The Case Against Football
In the week before the Super Bowl, many families are stocking up on snacks and getting their game day jerseys ready. While AOP has no official stance on football, today we are daring to take up the unpopular opinion to consider the case against football.
Despite being the favorite sport of Americans to watch, football, as a sport and as an industry, presents some concerning factors that should be considered when evaluating our love affair with this sport.
It is no surprise that football is a sport riddled with physical dangers. Each NFL year, there are consistently over 200 concussions, according to Play Smart, Play Safe. High school football players are at an even higher risk for injury than college or professional players. The yearly average for clinically diagnosed concussions is around 67,000, and the University of Pittsburgh Medical Center states that 50% of concussions go unreported or undetected. Parents are catching on to this massive risk. For the past decade, football brain injuries gained significant media attention, and now more U.S. children between the ages 6 to 12 play flag football than tackle football.
Emotional and Psychological Issues
As a side effect of the physical dangers, football comes with an undeniable connection to mental and emotional complications. Depression and other emotional challenges are known side effects of the prevalent concussions.
According to a 2017 study, individuals who are a year or more removed from a concussion display more emotional symptoms than the general population. Emotional symptoms are anything from depression to anxiety, and they can even reach as far to include cognitive issues such as concentration difficulties.
While the above-mentioned factors may discourage some families from enrolling their children to play football, the game’s materialism is another factor to consider when assessing whether to participate as a spectator. It’s hard to deny that we in the U.S. struggle with materialism, and no other single event broadcasts our materialism to the extent of the Super Bowl. The money spent on ads to amuse us, inspire us, or trick us into spending more money is astounding. Companies know the power they have by merely flashing in front of the massive Super Bowl audience. According to Sports Illustrated, companies paid more than $5 million for merely a 30-second commercial spot during the 2018 Super Bowl.
Does your family enjoy watching football?
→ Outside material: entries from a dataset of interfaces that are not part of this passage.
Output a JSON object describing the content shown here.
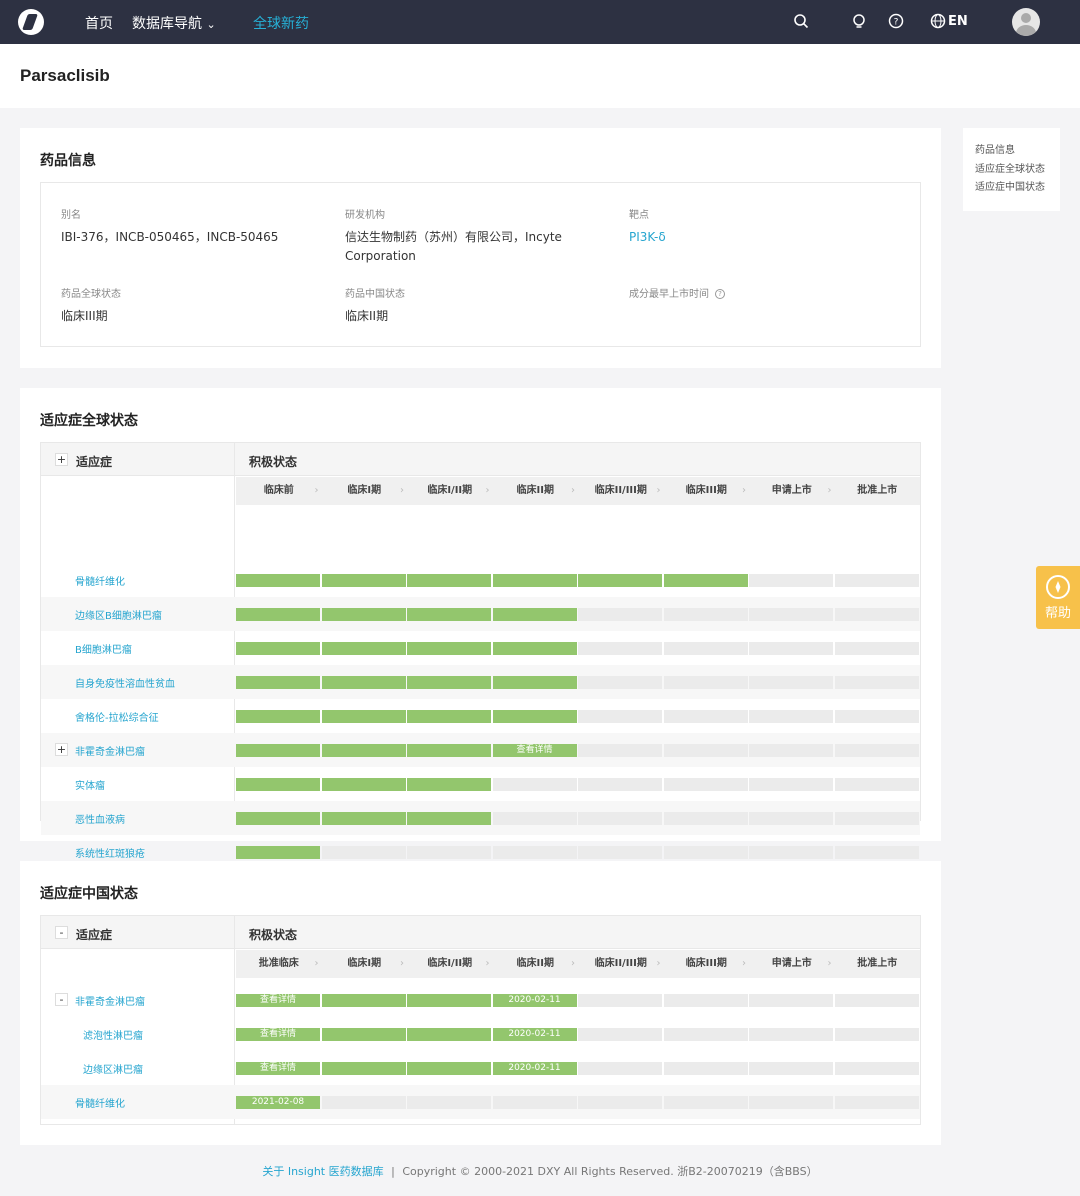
{
  "nav": {
    "items": [
      "首页",
      "数据库导航",
      "全球新药"
    ],
    "dropdown_glyph": "⌄",
    "lang": "EN",
    "icons": [
      "search-icon",
      "bulb-icon",
      "help-circle-icon",
      "globe-icon"
    ]
  },
  "page": {
    "title": "Parsaclisib"
  },
  "drug_info": {
    "title": "药品信息",
    "alias_label": "别名",
    "alias": "IBI-376，INCB-050465，INCB-50465",
    "org_label": "研发机构",
    "org_line1": "信达生物制药（苏州）有限公司，Incyte",
    "org_line2": "Corporation",
    "target_label": "靶点",
    "target": "PI3K-δ",
    "global_status_label": "药品全球状态",
    "global_status": "临床III期",
    "china_status_label": "药品中国状态",
    "china_status": "临床II期",
    "first_launch_label": "成分最早上市时间",
    "first_launch_help": "?"
  },
  "anchor_nav": [
    "药品信息",
    "适应症全球状态",
    "适应症中国状态"
  ],
  "help": {
    "label": "帮助"
  },
  "global_table": {
    "title": "适应症全球状态",
    "col_indication": "适应症",
    "col_status": "积极状态",
    "expand_glyph": "+",
    "stages": [
      "临床前",
      "临床I期",
      "临床I/II期",
      "临床II期",
      "临床II/III期",
      "临床III期",
      "申请上市",
      "批准上市"
    ],
    "rows": [
      {
        "name": "骨髓纤维化",
        "filled": 6,
        "expandable": false,
        "labels": []
      },
      {
        "name": "边缘区B细胞淋巴瘤",
        "filled": 4,
        "expandable": false,
        "labels": []
      },
      {
        "name": "B细胞淋巴瘤",
        "filled": 4,
        "expandable": false,
        "labels": []
      },
      {
        "name": "自身免疫性溶血性贫血",
        "filled": 4,
        "expandable": false,
        "labels": []
      },
      {
        "name": "舍格伦-拉松综合征",
        "filled": 4,
        "expandable": false,
        "labels": []
      },
      {
        "name": "非霍奇金淋巴瘤",
        "filled": 4,
        "expandable": true,
        "labels": [
          {
            "stage": 3,
            "text": "查看详情"
          }
        ]
      },
      {
        "name": "实体瘤",
        "filled": 3,
        "expandable": false,
        "labels": []
      },
      {
        "name": "恶性血液病",
        "filled": 3,
        "expandable": false,
        "labels": []
      },
      {
        "name": "系统性红斑狼疮",
        "filled": 1,
        "expandable": false,
        "labels": []
      }
    ]
  },
  "china_table": {
    "title": "适应症中国状态",
    "col_indication": "适应症",
    "col_status": "积极状态",
    "collapse_glyph": "-",
    "stages": [
      "批准临床",
      "临床I期",
      "临床I/II期",
      "临床II期",
      "临床II/III期",
      "临床III期",
      "申请上市",
      "批准上市"
    ],
    "rows": [
      {
        "name": "非霍奇金淋巴瘤",
        "filled": 4,
        "expandable": true,
        "child": false,
        "labels": [
          {
            "stage": 0,
            "text": "查看详情"
          },
          {
            "stage": 3,
            "text": "2020-02-11"
          }
        ]
      },
      {
        "name": "滤泡性淋巴瘤",
        "filled": 4,
        "expandable": false,
        "child": true,
        "labels": [
          {
            "stage": 0,
            "text": "查看详情"
          },
          {
            "stage": 3,
            "text": "2020-02-11"
          }
        ]
      },
      {
        "name": "边缘区淋巴瘤",
        "filled": 4,
        "expandable": false,
        "child": true,
        "labels": [
          {
            "stage": 0,
            "text": "查看详情"
          },
          {
            "stage": 3,
            "text": "2020-02-11"
          }
        ]
      },
      {
        "name": "骨髓纤维化",
        "filled": 1,
        "expandable": false,
        "child": false,
        "labels": [
          {
            "stage": 0,
            "text": "2021-02-08"
          }
        ]
      }
    ]
  },
  "footer": {
    "link": "关于 Insight 医药数据库",
    "sep": "|",
    "copyright": "Copyright © 2000-2021 DXY All Rights Reserved. 浙B2-20070219（含BBS）"
  },
  "colors": {
    "nav_bg": "#2d3142",
    "accent": "#26b0d6",
    "bar_green": "#93c66d",
    "bar_empty": "#ebebeb",
    "help_bg": "#f7c14a"
  }
}
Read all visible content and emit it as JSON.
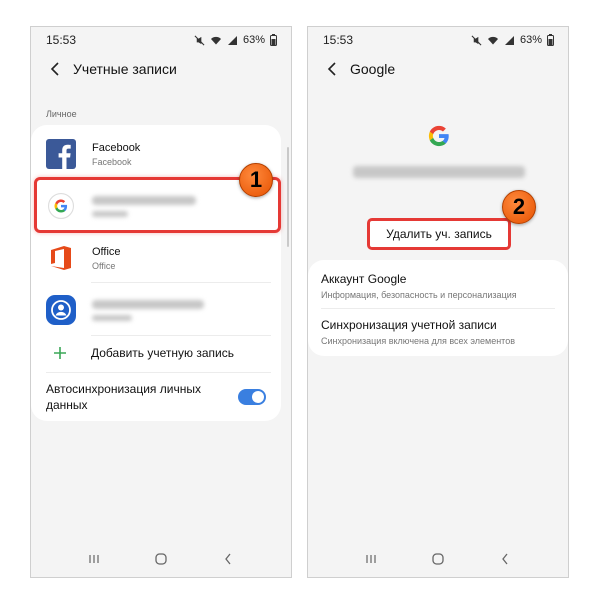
{
  "status": {
    "time": "15:53",
    "battery": "63%"
  },
  "left_screen": {
    "title": "Учетные записи",
    "section": "Личное",
    "accounts": [
      {
        "title": "Facebook",
        "subtitle": "Facebook",
        "icon": "facebook-icon"
      },
      {
        "title": "",
        "subtitle": "",
        "icon": "google-icon",
        "blurred": true
      },
      {
        "title": "Office",
        "subtitle": "Office",
        "icon": "office-icon"
      },
      {
        "title": "",
        "subtitle": "",
        "icon": "person-icon",
        "blurred": true
      }
    ],
    "add_account": "Добавить учетную запись",
    "auto_sync": "Автосинхронизация личных данных",
    "auto_sync_on": true
  },
  "right_screen": {
    "title": "Google",
    "remove_button": "Удалить уч. запись",
    "items": [
      {
        "title": "Аккаунт Google",
        "subtitle": "Информация, безопасность и персонализация"
      },
      {
        "title": "Синхронизация учетной записи",
        "subtitle": "Синхронизация включена для всех элементов"
      }
    ]
  },
  "markers": [
    "1",
    "2"
  ],
  "colors": {
    "highlight": "#e53935",
    "marker": "#f26a1b",
    "toggle": "#3a7fe0",
    "facebook": "#3b5998",
    "office": "#e64a19",
    "person": "#1f5fc8"
  }
}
Whether the big game will be on the TV in your house or not, we’d love to hear your thoughts on the game of football in the comment section below!